[What you should do] Go line by line through the listing below and copy those that hold "screenshot".

------------------------------------------------

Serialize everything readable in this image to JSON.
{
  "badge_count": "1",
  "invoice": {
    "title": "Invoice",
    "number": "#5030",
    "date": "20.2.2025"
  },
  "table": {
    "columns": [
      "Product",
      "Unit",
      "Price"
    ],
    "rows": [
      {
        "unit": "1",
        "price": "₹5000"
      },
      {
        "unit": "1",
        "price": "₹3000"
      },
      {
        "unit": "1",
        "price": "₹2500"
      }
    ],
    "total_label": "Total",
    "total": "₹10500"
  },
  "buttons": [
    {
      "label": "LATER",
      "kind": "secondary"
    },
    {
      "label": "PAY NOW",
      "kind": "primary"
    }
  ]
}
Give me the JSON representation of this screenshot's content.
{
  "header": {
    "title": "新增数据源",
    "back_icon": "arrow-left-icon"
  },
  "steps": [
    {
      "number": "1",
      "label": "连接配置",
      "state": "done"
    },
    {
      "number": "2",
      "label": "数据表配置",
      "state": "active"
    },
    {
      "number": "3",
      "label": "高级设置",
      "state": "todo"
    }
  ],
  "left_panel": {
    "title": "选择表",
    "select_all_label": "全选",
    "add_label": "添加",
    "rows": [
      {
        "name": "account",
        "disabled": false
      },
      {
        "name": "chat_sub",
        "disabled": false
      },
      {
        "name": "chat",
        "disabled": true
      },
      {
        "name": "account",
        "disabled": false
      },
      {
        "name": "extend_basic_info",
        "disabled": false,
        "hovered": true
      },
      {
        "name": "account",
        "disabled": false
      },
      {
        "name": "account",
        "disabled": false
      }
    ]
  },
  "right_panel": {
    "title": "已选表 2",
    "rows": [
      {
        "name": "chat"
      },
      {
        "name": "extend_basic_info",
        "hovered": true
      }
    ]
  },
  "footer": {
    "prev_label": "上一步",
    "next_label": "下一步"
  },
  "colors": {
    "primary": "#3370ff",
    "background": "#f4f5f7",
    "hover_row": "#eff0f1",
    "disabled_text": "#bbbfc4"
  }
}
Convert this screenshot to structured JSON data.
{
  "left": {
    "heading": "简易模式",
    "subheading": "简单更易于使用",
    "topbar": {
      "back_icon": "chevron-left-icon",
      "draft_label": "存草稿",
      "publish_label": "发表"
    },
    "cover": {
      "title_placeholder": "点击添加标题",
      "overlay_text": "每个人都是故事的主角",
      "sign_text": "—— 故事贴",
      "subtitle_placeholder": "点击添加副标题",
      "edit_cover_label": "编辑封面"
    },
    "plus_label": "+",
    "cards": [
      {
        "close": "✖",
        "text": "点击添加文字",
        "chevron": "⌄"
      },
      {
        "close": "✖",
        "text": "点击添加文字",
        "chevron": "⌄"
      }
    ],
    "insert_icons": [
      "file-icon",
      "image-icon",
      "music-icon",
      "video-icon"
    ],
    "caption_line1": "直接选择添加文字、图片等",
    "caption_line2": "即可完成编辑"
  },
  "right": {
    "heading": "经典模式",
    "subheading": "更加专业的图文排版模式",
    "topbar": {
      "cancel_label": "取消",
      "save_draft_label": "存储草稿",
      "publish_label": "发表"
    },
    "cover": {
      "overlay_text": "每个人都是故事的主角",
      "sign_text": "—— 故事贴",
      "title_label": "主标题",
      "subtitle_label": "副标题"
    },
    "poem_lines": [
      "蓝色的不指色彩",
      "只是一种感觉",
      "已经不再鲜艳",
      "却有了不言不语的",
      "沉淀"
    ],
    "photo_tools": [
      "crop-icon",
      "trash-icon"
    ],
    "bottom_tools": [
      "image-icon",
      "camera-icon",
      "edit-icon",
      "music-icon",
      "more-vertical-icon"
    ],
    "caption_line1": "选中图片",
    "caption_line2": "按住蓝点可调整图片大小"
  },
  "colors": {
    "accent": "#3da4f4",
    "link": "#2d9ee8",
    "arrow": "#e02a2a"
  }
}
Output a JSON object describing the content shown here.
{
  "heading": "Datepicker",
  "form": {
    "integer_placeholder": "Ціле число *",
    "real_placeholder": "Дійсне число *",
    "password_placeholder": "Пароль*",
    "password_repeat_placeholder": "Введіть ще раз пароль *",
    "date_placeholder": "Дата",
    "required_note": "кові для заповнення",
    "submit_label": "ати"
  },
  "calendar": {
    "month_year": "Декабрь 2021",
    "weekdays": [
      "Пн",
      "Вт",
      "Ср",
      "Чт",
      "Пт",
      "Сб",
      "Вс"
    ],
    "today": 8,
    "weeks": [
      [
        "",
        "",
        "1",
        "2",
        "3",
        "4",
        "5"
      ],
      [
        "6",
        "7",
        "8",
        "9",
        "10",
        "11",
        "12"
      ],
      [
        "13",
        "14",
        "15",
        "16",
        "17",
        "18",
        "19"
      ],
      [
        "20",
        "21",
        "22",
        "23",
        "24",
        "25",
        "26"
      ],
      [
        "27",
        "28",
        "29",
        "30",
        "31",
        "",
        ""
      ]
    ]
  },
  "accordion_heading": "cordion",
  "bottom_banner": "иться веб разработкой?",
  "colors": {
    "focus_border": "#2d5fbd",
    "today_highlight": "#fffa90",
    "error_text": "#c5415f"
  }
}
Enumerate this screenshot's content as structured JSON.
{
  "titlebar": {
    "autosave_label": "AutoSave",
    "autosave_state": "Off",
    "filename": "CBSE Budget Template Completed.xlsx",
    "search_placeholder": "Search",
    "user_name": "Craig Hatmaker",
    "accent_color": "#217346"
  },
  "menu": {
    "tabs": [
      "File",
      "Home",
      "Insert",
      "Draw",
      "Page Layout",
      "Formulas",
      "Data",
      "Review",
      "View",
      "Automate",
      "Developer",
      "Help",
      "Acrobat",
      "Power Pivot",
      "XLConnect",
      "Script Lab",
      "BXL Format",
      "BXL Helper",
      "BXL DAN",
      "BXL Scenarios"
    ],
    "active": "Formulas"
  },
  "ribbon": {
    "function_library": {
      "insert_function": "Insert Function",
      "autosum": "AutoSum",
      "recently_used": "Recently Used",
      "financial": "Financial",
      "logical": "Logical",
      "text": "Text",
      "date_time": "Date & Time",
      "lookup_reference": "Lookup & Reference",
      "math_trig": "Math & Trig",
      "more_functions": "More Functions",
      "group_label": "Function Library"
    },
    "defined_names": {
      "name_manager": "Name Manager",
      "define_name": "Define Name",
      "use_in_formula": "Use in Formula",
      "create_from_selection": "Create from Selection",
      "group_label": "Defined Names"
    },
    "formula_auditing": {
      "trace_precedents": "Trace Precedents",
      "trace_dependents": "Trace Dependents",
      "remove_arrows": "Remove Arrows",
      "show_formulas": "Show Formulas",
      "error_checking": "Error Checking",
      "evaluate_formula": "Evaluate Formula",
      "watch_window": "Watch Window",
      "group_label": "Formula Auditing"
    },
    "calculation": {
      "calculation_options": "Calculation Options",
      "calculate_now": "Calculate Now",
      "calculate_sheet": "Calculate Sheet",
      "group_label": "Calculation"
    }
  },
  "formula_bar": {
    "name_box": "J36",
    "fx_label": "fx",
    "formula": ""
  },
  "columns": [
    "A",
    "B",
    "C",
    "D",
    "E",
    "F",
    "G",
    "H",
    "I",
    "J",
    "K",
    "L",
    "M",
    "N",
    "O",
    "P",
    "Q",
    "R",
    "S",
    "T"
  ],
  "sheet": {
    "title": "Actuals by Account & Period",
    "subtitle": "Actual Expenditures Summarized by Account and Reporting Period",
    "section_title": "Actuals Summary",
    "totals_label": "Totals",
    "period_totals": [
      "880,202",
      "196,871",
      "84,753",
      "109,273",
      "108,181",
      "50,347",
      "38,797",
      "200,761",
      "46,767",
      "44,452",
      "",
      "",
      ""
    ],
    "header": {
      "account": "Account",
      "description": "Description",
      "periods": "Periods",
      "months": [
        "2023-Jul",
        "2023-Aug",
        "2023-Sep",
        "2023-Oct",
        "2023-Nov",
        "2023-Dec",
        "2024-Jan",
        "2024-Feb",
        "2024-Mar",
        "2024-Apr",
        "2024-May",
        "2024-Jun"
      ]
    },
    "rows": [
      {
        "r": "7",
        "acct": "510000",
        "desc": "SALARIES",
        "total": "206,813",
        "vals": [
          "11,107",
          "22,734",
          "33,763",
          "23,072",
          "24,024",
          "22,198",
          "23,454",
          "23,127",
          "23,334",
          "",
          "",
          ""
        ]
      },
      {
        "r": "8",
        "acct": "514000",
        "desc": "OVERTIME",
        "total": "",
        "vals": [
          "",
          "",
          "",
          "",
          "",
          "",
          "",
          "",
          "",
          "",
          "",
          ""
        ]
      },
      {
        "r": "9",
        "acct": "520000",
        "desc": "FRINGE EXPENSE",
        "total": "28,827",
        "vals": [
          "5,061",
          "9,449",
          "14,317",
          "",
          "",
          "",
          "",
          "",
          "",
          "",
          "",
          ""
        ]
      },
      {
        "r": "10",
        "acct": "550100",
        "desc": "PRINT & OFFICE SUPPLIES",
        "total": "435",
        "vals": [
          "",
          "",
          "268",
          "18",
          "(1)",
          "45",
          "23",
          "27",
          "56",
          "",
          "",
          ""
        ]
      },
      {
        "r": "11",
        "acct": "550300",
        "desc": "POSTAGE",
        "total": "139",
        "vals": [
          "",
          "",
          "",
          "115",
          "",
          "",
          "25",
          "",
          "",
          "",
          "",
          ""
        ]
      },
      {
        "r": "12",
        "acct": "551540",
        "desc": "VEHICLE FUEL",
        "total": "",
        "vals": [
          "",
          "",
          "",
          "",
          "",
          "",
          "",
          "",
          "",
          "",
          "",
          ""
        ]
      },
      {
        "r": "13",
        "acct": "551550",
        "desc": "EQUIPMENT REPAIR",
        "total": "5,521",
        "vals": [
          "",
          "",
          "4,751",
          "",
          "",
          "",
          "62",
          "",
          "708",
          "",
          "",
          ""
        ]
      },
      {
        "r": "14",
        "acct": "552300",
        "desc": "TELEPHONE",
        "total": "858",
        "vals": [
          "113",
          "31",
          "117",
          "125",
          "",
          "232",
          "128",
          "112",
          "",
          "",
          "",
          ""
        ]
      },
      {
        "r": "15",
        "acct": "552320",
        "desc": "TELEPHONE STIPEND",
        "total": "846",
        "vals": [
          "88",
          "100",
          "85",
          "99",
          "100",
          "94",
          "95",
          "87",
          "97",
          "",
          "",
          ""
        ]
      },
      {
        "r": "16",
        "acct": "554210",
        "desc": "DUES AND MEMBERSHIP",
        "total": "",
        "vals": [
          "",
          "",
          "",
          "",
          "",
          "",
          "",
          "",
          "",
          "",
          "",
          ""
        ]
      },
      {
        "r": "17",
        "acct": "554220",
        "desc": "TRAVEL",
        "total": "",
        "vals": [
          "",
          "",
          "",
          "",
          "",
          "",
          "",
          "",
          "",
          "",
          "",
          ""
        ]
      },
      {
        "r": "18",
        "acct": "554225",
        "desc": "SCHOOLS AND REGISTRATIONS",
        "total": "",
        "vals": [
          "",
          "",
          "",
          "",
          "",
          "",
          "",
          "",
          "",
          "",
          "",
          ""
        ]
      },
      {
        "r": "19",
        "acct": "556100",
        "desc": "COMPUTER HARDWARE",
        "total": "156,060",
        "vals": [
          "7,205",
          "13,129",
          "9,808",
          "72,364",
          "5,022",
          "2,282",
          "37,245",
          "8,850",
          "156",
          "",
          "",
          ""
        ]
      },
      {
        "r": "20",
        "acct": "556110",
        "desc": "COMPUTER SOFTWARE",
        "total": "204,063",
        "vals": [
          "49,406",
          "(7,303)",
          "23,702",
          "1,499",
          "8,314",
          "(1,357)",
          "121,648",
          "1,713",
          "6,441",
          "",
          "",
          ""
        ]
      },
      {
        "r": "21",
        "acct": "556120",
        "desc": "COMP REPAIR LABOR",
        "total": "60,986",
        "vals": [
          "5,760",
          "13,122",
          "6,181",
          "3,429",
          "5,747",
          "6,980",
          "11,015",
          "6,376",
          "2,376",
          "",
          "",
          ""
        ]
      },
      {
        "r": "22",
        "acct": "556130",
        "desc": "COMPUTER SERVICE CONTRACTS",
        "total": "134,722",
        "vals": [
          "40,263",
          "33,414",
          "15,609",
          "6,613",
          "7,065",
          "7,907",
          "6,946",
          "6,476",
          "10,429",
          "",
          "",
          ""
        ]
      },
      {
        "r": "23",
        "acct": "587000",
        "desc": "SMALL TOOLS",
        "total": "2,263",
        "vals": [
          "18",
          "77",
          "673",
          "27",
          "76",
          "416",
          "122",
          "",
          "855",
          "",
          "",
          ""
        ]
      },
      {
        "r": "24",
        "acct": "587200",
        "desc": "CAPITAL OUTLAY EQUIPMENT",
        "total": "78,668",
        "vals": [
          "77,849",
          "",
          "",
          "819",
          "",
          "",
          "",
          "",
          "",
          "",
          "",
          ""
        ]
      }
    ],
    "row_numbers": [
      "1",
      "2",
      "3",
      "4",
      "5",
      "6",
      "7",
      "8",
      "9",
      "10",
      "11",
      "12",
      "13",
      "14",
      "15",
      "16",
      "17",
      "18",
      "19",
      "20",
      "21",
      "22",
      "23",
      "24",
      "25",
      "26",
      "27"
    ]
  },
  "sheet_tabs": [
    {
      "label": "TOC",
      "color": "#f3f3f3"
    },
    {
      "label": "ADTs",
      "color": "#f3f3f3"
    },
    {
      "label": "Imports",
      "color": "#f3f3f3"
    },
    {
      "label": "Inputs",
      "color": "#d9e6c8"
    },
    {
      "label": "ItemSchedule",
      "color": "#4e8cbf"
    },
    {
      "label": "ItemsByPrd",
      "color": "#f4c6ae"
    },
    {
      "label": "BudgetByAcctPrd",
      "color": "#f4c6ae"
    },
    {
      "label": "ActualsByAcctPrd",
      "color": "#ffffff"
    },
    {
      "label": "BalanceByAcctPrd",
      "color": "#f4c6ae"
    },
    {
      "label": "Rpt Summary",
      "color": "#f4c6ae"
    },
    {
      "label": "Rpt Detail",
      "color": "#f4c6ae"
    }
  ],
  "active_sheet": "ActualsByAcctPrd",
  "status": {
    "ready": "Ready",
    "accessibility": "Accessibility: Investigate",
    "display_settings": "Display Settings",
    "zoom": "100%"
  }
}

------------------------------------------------

[Task output]
Give me the JSON representation of this screenshot's content.
Convert this screenshot to structured JSON data.
Enumerate this screenshot's content as structured JSON.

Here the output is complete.